## EXERCISE AIM
Your response must be made up of each line in the data below that contains the string "content".

(Interface dataset entries)

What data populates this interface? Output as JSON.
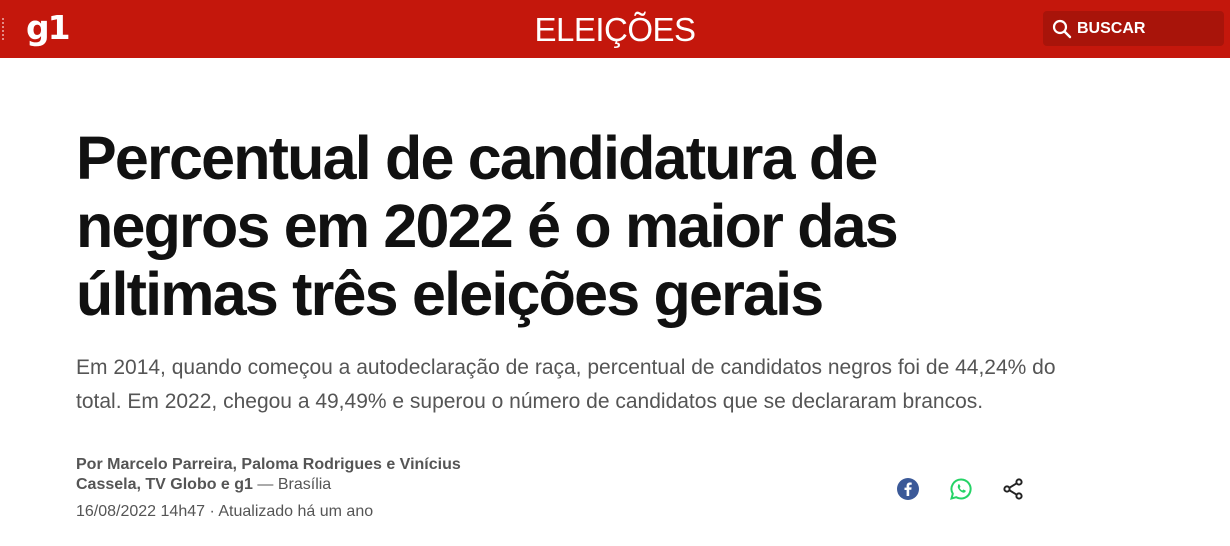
{
  "header": {
    "logo": "g1",
    "section": "ELEIÇÕES",
    "search_label": "BUSCAR",
    "brand_color": "#c4170c"
  },
  "article": {
    "headline": "Percentual de candidatura de negros em 2022 é o maior das últimas três eleições gerais",
    "subtitle": "Em 2014, quando começou a autodeclaração de raça, percentual de candidatos negros foi de 44,24% do total. Em 2022, chegou a 49,49% e superou o número de candidatos que se declararam brancos.",
    "authors": "Por Marcelo Parreira, Paloma Rodrigues e Vinícius Cassela, TV Globo e g1",
    "location": " — Brasília",
    "published": "16/08/2022 14h47 · Atualizado há um ano"
  },
  "share": {
    "icons": [
      "facebook-icon",
      "whatsapp-icon",
      "share-icon"
    ],
    "facebook_color": "#3b5998",
    "whatsapp_color": "#25d366"
  }
}
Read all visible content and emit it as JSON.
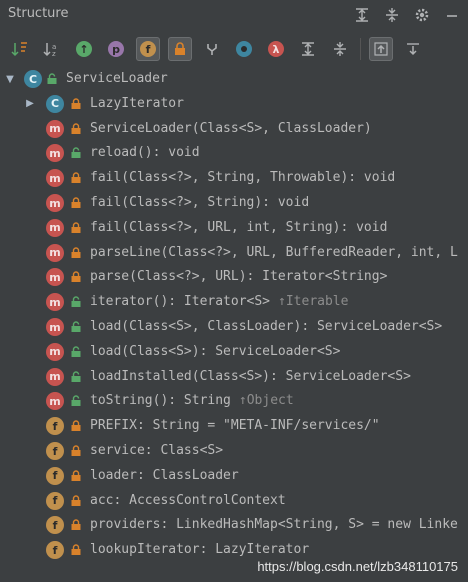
{
  "header": {
    "title": "Structure"
  },
  "tree": {
    "root": {
      "label": "ServiceLoader"
    },
    "items": [
      {
        "label": "LazyIterator",
        "kind": "class",
        "access": "private"
      },
      {
        "label": "ServiceLoader(Class<S>, ClassLoader)",
        "kind": "method",
        "access": "private"
      },
      {
        "label": "reload(): void",
        "kind": "method",
        "access": "public"
      },
      {
        "label": "fail(Class<?>, String, Throwable): void",
        "kind": "method",
        "access": "private"
      },
      {
        "label": "fail(Class<?>, String): void",
        "kind": "method",
        "access": "private"
      },
      {
        "label": "fail(Class<?>, URL, int, String): void",
        "kind": "method",
        "access": "private"
      },
      {
        "label": "parseLine(Class<?>, URL, BufferedReader, int, L",
        "kind": "method",
        "access": "private"
      },
      {
        "label": "parse(Class<?>, URL): Iterator<String>",
        "kind": "method",
        "access": "private"
      },
      {
        "label": "iterator(): Iterator<S>",
        "hint": "↑Iterable",
        "kind": "method",
        "access": "public"
      },
      {
        "label": "load(Class<S>, ClassLoader): ServiceLoader<S>",
        "kind": "method",
        "access": "public"
      },
      {
        "label": "load(Class<S>): ServiceLoader<S>",
        "kind": "method",
        "access": "public"
      },
      {
        "label": "loadInstalled(Class<S>): ServiceLoader<S>",
        "kind": "method",
        "access": "public"
      },
      {
        "label": "toString(): String",
        "hint": "↑Object",
        "kind": "method",
        "access": "public"
      },
      {
        "label": "PREFIX: String = \"META-INF/services/\"",
        "kind": "field",
        "access": "private"
      },
      {
        "label": "service: Class<S>",
        "kind": "field",
        "access": "private"
      },
      {
        "label": "loader: ClassLoader",
        "kind": "field",
        "access": "private"
      },
      {
        "label": "acc: AccessControlContext",
        "kind": "field",
        "access": "private"
      },
      {
        "label": "providers: LinkedHashMap<String, S> = new Linke",
        "kind": "field",
        "access": "private"
      },
      {
        "label": "lookupIterator: LazyIterator",
        "kind": "field",
        "access": "private"
      }
    ]
  },
  "watermark": "https://blog.csdn.net/lzb348110175",
  "colors": {
    "background": "#3c3f41",
    "class_icon": "#3e86a0",
    "method_icon": "#c75450",
    "field_icon": "#c0904d",
    "lock_private": "#d9822b",
    "lock_public": "#59a869"
  }
}
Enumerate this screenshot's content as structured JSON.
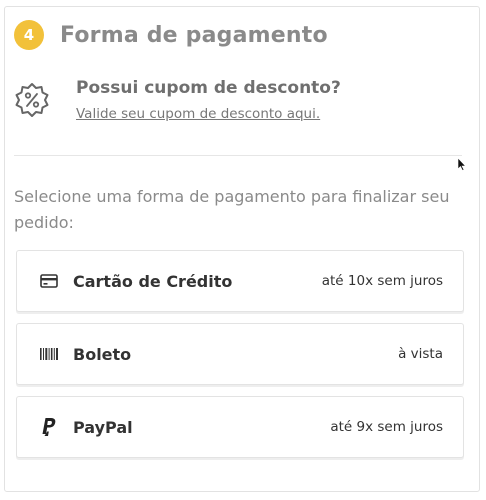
{
  "header": {
    "step_number": "4",
    "title": "Forma de pagamento"
  },
  "coupon": {
    "question": "Possui cupom de desconto?",
    "link_label": "Valide seu cupom de desconto aqui."
  },
  "instruction": "Selecione uma forma de pagamento para finalizar seu pedido:",
  "payment_options": [
    {
      "name": "Cartão de Crédito",
      "detail": "até 10x sem juros",
      "icon": "credit-card-icon"
    },
    {
      "name": "Boleto",
      "detail": "à vista",
      "icon": "barcode-icon"
    },
    {
      "name": "PayPal",
      "detail": "até 9x sem juros",
      "icon": "paypal-icon"
    }
  ],
  "colors": {
    "step_badge": "#f2c13a",
    "title": "#8a8a8a",
    "text_dark": "#333333"
  }
}
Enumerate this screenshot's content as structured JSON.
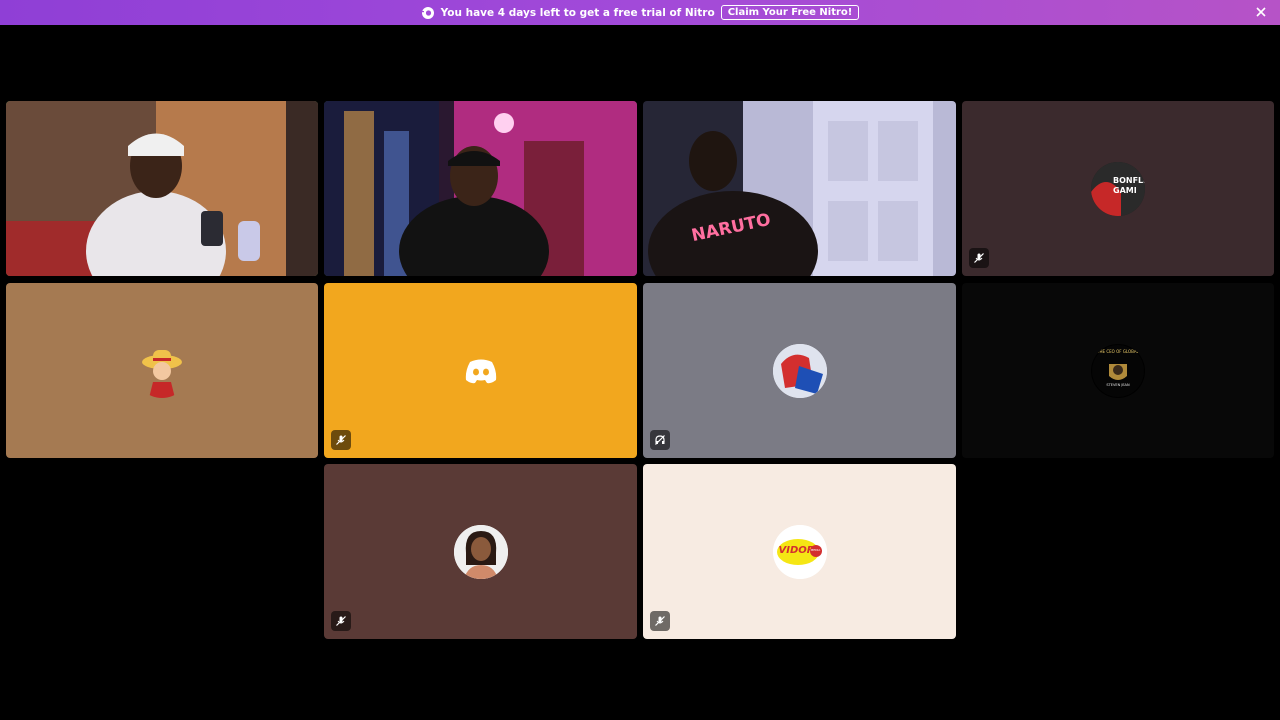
{
  "banner": {
    "message": "You have 4 days left to get a free trial of Nitro",
    "cta_label": "Claim Your Free Nitro!",
    "icon": "nitro-icon",
    "close_icon": "close-icon"
  },
  "participants": [
    {
      "id": "p1",
      "type": "video",
      "speaking": true
    },
    {
      "id": "p2",
      "type": "video",
      "speaking": true
    },
    {
      "id": "p3",
      "type": "video",
      "speaking": false,
      "shirt_text": "NARUTO"
    },
    {
      "id": "p4",
      "type": "avatar",
      "bg": "#3b2a2d",
      "muted": true,
      "avatar_text": "BONFLE GAMI"
    },
    {
      "id": "p5",
      "type": "avatar",
      "bg": "#a57a52",
      "muted": false
    },
    {
      "id": "p6",
      "type": "avatar",
      "bg": "#f2a71e",
      "muted": true,
      "avatar_icon": "discord-icon"
    },
    {
      "id": "p7",
      "type": "avatar",
      "bg": "#7b7b85",
      "muted": false,
      "deafened": true
    },
    {
      "id": "p8",
      "type": "avatar",
      "bg": "#080808",
      "muted": false,
      "avatar_text": "THE CEO OF GLOBAL",
      "avatar_subtext": "STEVEN JEAN"
    },
    {
      "id": "p9",
      "type": "avatar",
      "bg": "#5a3a36",
      "muted": true
    },
    {
      "id": "p10",
      "type": "avatar",
      "bg": "#f7ebe2",
      "muted": true,
      "avatar_text": "VIDOR",
      "avatar_badge": "MEDIA"
    }
  ],
  "colors": {
    "banner_start": "#8f3fd6",
    "banner_end": "#b653c7",
    "speaking_ring": "#3ba55c"
  }
}
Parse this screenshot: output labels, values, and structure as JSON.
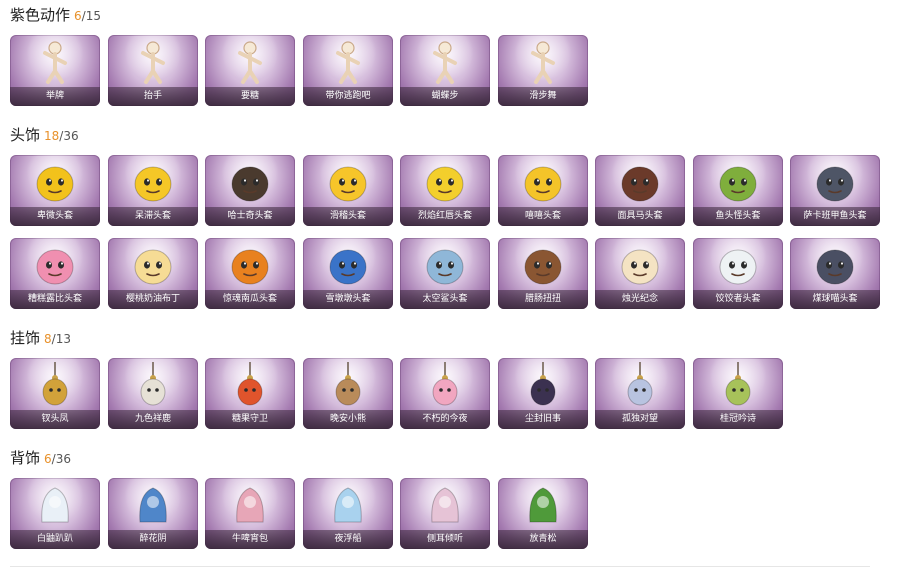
{
  "sections": [
    {
      "id": "purple-actions",
      "name": "紫色动作",
      "owned": "6",
      "total": "/15",
      "items": [
        {
          "label": "举牌",
          "icon": "figure-holding-sign-icon"
        },
        {
          "label": "抬手",
          "icon": "figure-raising-hand-icon"
        },
        {
          "label": "要糖",
          "icon": "figure-asking-candy-icon"
        },
        {
          "label": "带你逃跑吧",
          "icon": "figure-running-icon"
        },
        {
          "label": "蝴蝶步",
          "icon": "figure-butterfly-step-icon"
        },
        {
          "label": "滑步舞",
          "icon": "figure-slide-dance-icon"
        }
      ]
    },
    {
      "id": "headwear",
      "name": "头饰",
      "owned": "18",
      "total": "/36",
      "items": [
        {
          "label": "卑微头套",
          "icon": "worried-face-head-icon",
          "color": "#f2c21b"
        },
        {
          "label": "呆滞头套",
          "icon": "dazed-face-head-icon",
          "color": "#f5c727"
        },
        {
          "label": "哈士奇头套",
          "icon": "husky-head-icon",
          "color": "#4a3a2e"
        },
        {
          "label": "滑稽头套",
          "icon": "funny-face-head-icon",
          "color": "#f6c52a"
        },
        {
          "label": "烈焰红唇头套",
          "icon": "pikachu-lips-head-icon",
          "color": "#f3cf2c"
        },
        {
          "label": "嘻嘻头套",
          "icon": "grin-face-head-icon",
          "color": "#f4c429"
        },
        {
          "label": "面具马头套",
          "icon": "horse-head-icon",
          "color": "#6b3a2a"
        },
        {
          "label": "鱼头怪头套",
          "icon": "fish-monster-head-icon",
          "color": "#7fae3c"
        },
        {
          "label": "萨卡班甲鱼头套",
          "icon": "sacabambaspis-head-icon",
          "color": "#4e5566"
        },
        {
          "label": "糟糕露比头套",
          "icon": "pink-pig-head-icon",
          "color": "#f08fb0"
        },
        {
          "label": "樱桃奶油布丁",
          "icon": "pudding-head-icon",
          "color": "#f6dc95"
        },
        {
          "label": "惊魂南瓜头套",
          "icon": "pumpkin-head-icon",
          "color": "#e8811f"
        },
        {
          "label": "雪墩墩头套",
          "icon": "snow-bear-head-icon",
          "color": "#3a73c8"
        },
        {
          "label": "太空鲨头套",
          "icon": "space-shark-head-icon",
          "color": "#8fb7d8"
        },
        {
          "label": "腊肠扭扭",
          "icon": "dachshund-head-icon",
          "color": "#8a5632"
        },
        {
          "label": "烛光纪念",
          "icon": "candle-head-icon",
          "color": "#f4e3c3"
        },
        {
          "label": "饺饺者头套",
          "icon": "dumpling-head-icon",
          "color": "#eef2f4"
        },
        {
          "label": "煤球喵头套",
          "icon": "black-cat-head-icon",
          "color": "#4a4f63"
        }
      ]
    },
    {
      "id": "pendants",
      "name": "挂饰",
      "owned": "8",
      "total": "/13",
      "items": [
        {
          "label": "钗头凤",
          "icon": "phoenix-hairpin-pendant-icon",
          "color": "#d2a23a"
        },
        {
          "label": "九色祥鹿",
          "icon": "nine-color-deer-pendant-icon",
          "color": "#e6e1d6"
        },
        {
          "label": "糖果守卫",
          "icon": "candy-guard-pendant-icon",
          "color": "#e0542c"
        },
        {
          "label": "晚安小熊",
          "icon": "goodnight-bear-pendant-icon",
          "color": "#b98b5a"
        },
        {
          "label": "不朽的今夜",
          "icon": "immortal-tonight-pendant-icon",
          "color": "#f1a6c0"
        },
        {
          "label": "尘封旧事",
          "icon": "sealed-story-pendant-icon",
          "color": "#3b3150"
        },
        {
          "label": "孤独对望",
          "icon": "lonely-gaze-pendant-icon",
          "color": "#b8c3e0"
        },
        {
          "label": "桂冠吟诗",
          "icon": "laurel-poet-pendant-icon",
          "color": "#a7c25a"
        }
      ]
    },
    {
      "id": "back-accessories",
      "name": "背饰",
      "owned": "6",
      "total": "/36",
      "items": [
        {
          "label": "白鼬趴趴",
          "icon": "ermine-back-icon",
          "color": "#e9f0f7"
        },
        {
          "label": "醉花阴",
          "icon": "flower-umbrella-back-icon",
          "color": "#4f86c9"
        },
        {
          "label": "牛啤宵包",
          "icon": "cow-beer-bag-back-icon",
          "color": "#e7a6b7"
        },
        {
          "label": "夜浮船",
          "icon": "night-boat-back-icon",
          "color": "#a9d2ee"
        },
        {
          "label": "侧耳倾听",
          "icon": "listening-moon-back-icon",
          "color": "#e6c3d6"
        },
        {
          "label": "放青松",
          "icon": "bonsai-pine-back-icon",
          "color": "#4f9a3a"
        }
      ]
    }
  ]
}
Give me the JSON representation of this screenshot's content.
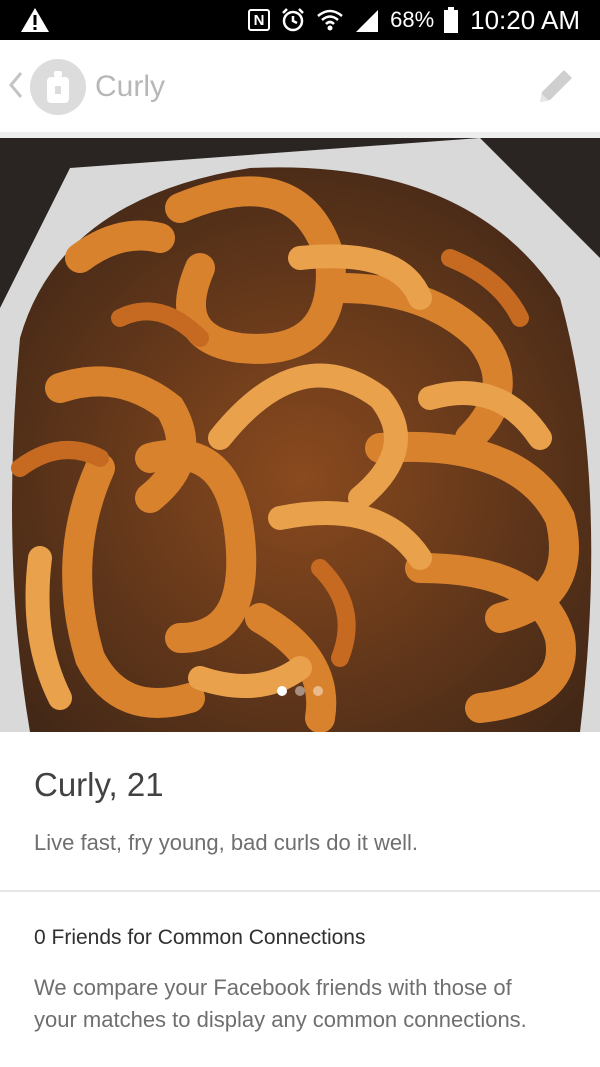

## ANSWER AREA
Read all visible content and emit it as JSON.
Enumerate this screenshot's content as structured JSON.
Enumerate this screenshot's content as structured JSON.
Give me the JSON representation of this screenshot's content.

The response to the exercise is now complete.